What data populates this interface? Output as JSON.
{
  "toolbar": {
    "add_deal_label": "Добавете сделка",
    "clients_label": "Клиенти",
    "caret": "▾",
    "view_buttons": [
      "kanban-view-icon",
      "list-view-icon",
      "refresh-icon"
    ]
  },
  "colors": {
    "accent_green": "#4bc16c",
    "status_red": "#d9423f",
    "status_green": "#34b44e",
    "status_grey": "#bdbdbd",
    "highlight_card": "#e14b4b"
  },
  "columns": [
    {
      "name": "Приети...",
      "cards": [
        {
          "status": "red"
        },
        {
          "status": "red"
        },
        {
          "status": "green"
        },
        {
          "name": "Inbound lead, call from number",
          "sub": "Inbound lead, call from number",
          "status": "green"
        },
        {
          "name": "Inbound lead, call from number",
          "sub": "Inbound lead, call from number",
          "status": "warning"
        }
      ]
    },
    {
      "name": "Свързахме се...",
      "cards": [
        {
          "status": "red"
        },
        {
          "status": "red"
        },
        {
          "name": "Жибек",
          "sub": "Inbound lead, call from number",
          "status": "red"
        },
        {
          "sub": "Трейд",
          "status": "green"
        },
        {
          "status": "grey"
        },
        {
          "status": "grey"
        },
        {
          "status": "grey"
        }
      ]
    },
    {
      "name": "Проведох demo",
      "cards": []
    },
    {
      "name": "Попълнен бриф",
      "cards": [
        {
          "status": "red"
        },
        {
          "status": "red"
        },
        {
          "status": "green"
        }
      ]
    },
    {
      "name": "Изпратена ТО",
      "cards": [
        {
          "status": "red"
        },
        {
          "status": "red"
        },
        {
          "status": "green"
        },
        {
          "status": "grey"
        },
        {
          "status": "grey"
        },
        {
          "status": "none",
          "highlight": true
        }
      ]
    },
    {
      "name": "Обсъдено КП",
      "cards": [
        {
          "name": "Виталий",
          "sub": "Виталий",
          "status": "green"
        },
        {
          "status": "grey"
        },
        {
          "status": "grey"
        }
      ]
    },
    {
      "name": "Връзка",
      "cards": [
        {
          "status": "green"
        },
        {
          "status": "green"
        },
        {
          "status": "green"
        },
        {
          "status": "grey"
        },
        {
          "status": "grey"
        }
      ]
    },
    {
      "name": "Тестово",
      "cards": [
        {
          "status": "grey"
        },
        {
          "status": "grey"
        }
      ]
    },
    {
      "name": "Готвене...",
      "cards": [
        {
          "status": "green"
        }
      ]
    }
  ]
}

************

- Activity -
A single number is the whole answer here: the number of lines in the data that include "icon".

- Solution for this problem -
3